The band emblem as visible on the CD and their Facebook page reminds me of the anarchist black cross logo – a cross topped by a clenched fist – and would suggest some kind of political motivation, as would the band name. Yet, what is written around the symbol is pure nihilism: Nothing is sacred, sacred is nothing. What’s the use of political action if you don’t believe in anything? Political action makes only sense if you’ve got at least a flicker of hope that things can get better.

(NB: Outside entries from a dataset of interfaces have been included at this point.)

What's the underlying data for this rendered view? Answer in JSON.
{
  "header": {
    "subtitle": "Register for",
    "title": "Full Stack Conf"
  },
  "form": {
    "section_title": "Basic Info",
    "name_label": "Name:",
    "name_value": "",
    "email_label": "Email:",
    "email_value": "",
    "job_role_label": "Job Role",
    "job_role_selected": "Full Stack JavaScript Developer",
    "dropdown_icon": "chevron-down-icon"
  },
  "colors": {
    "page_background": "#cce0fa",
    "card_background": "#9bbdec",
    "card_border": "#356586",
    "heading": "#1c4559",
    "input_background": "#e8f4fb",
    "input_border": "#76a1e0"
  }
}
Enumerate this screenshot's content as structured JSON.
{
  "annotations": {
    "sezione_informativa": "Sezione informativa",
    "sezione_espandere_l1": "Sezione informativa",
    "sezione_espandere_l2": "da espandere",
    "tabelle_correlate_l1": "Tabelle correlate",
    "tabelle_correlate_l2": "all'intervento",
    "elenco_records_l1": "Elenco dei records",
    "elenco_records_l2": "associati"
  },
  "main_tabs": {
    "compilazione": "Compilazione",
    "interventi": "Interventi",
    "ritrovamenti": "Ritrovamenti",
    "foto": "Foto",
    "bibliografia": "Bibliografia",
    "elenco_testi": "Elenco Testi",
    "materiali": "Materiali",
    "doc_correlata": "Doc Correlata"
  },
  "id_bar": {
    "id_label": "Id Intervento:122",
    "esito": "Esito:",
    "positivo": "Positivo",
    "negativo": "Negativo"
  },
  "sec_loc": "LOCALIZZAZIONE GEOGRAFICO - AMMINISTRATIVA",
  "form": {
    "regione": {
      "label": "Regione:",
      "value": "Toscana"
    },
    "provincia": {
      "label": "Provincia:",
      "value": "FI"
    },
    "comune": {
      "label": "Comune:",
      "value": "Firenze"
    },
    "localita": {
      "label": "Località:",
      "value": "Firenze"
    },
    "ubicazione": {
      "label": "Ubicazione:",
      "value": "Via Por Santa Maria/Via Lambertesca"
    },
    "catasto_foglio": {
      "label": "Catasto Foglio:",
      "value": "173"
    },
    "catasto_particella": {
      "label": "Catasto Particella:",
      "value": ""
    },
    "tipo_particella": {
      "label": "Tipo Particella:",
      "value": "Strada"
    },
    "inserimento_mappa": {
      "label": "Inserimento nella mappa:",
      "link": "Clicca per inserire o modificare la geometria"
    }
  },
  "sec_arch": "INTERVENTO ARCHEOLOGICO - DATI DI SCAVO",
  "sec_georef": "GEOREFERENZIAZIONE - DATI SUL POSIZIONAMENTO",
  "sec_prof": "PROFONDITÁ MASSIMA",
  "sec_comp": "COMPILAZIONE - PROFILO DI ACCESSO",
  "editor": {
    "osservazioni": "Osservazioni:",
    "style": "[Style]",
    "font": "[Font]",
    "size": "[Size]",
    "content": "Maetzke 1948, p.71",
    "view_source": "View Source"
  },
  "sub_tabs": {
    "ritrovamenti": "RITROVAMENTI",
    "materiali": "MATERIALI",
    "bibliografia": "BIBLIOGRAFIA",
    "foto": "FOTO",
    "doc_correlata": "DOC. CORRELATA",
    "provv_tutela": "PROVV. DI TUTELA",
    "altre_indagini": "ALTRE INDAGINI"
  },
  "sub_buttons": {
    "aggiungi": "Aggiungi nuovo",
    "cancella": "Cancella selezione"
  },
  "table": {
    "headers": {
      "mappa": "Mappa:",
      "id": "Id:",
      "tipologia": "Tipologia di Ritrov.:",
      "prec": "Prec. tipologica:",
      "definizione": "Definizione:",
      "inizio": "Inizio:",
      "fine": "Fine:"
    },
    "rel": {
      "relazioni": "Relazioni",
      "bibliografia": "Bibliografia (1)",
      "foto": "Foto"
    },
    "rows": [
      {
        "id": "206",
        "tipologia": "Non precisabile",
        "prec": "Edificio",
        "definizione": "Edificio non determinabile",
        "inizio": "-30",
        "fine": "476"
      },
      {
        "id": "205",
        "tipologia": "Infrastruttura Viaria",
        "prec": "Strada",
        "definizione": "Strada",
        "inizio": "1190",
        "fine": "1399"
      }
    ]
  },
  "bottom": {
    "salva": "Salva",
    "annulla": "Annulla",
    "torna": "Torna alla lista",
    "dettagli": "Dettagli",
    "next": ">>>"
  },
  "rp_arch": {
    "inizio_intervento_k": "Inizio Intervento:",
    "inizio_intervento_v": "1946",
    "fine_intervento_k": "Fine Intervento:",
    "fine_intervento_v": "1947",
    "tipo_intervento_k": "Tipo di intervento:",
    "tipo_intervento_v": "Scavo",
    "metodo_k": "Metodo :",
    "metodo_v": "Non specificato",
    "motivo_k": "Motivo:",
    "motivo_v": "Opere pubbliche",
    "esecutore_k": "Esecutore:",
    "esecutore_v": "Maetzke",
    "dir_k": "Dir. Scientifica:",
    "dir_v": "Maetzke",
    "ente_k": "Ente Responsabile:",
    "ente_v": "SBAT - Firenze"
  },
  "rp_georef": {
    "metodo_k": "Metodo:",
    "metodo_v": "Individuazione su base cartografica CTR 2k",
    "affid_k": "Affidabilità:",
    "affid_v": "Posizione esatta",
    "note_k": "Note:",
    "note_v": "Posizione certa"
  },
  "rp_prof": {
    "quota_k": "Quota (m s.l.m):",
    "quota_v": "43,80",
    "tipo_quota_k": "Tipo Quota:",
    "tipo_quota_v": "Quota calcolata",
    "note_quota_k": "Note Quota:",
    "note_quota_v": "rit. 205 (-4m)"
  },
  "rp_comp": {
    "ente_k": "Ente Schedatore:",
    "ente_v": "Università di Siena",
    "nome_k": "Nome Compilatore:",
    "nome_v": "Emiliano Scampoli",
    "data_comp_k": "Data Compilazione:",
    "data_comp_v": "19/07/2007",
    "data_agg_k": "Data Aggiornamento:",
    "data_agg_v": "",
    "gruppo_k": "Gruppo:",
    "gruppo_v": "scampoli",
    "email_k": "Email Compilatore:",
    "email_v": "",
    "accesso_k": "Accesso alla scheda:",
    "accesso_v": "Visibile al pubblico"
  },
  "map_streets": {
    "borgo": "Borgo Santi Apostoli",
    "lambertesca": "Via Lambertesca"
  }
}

A look at the lyrics, which are screamed and mostly unintelligible in the music but have thankfully been added to the press kit, confirms a gloomy and misanthropic outlook on life: “only death is real”, “we are demise”, “we are decay”, “human scum”, “human waste”, “ruled by traitors”. The lyrics to the title track Revelation of the Pure offer the only exception. They speak of winds that have turned, of “cleansing” and of “the beauty in the storm”, giving you the impression that a storm, a fire or a tidal wave might turn things around. Yet the album cover features a black-and-white photograph of frothy waves in which a skull, the symbol of death, can be discerned. And the tidal wave will hardly kill selectively.

The music accompanying all of the above is brutal, hectic and often chaotic, making for quite an exhausting listening experience. Opener Nothing is Sacred, for example, wastes no time on an intro or any kind of build-up. The drumming assault is instant, the screamed vocals add to the shock, the bits of melody that the guitar provides are not enough to allow you to get comfortable, to settle in. Leviathan III continuous in a similar fashion. Here the battering drumming is accompanied only by a prolonged scream in the beginning. Hectic and anxious, the album rarely offers a break, although things get occasionally a bit more atmospheric towards the end. The rare pauses, for example at the start of Into Misery or Eternal Sleep, are uneasy and electrically charged, making the following sound attack seem only more forceful.

As said in the beginning, Bait do not lack ideas, energy or musical skills. The music is well played, often impressively so, the album is well produced, well made. The overall arrangement, however, is a bit too frantic for my taste. If anarchy doesn’t want to be synonymous with chaos, and it doesn’t, then music inspired by anarchy needs some discernible structure in order to escape the same analogy.

(7/10 Slavica)